The doctrine of God’s sovereignty shews us, that ready obedience to all His precepts is our reasonable service. Is God the rightful Governor of the world? are we His natural subjects? has He made known His holy will to us?Â—and shall we not cheerfully obey Him? As our Creator, we ought to obey Him;Â—as our Preserver, we ought to obey Him, and especially as our Redeemer, we ought to obey Him. “I am the Lord thy God, who have brought thee out of the land of Egypt, and out of the house of bondage,” said Jehovah to Israel. And then He proceeds to lay down His law for their conductÂ—”Thou shalt have no other gods before Me,” &c. (Exod.20.2,3). In like manner He speaks to us in the gospel, not from Sinai, but from Sion, “Because I am the Lord, and your God, and Redeemer, therefore are ye bound to keep all My commandments.”
The great lesson enforced by this doctrine is. Humble submission to all His righteous pleasure. Is God the Sovereign of the world,

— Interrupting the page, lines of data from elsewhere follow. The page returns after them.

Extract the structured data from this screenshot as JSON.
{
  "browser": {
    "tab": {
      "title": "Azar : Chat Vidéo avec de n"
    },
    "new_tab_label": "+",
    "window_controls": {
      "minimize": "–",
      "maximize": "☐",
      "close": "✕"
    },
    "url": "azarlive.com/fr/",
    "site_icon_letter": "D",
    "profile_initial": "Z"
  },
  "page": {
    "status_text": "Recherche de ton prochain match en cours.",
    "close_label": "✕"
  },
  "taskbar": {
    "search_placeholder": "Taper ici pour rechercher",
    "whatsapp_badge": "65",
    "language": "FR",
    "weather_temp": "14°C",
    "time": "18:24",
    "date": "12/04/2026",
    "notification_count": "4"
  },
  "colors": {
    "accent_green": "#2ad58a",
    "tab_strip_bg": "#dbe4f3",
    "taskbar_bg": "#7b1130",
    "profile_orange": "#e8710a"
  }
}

infinitely wise, righteous, and good? Has He an undoubted right to do as He will with all His creatures? Then surely He has a right to do as He pleases with me. He is too wise to err; too good to be unkind. I welcome all His sovereign will, for all that will is love. He says to me, in this painful, or in that bereaving providence, “Be still, and know that I am God;” and my submissive temper shall yield obedience. I will adopt the praiseworthy language of the most patient of men. “The Lord gave, and the Lord hath taken away: blessed be the name of the Lord.” He will permit His suffering child to plead, as His only-begotten Son once did in His agony, “O my Father, if it be possible, let this cup pass from me,” but I hope He will strengthen me to add, with profound submission, “Nevertheless, not as I will, but as Thou wilt.”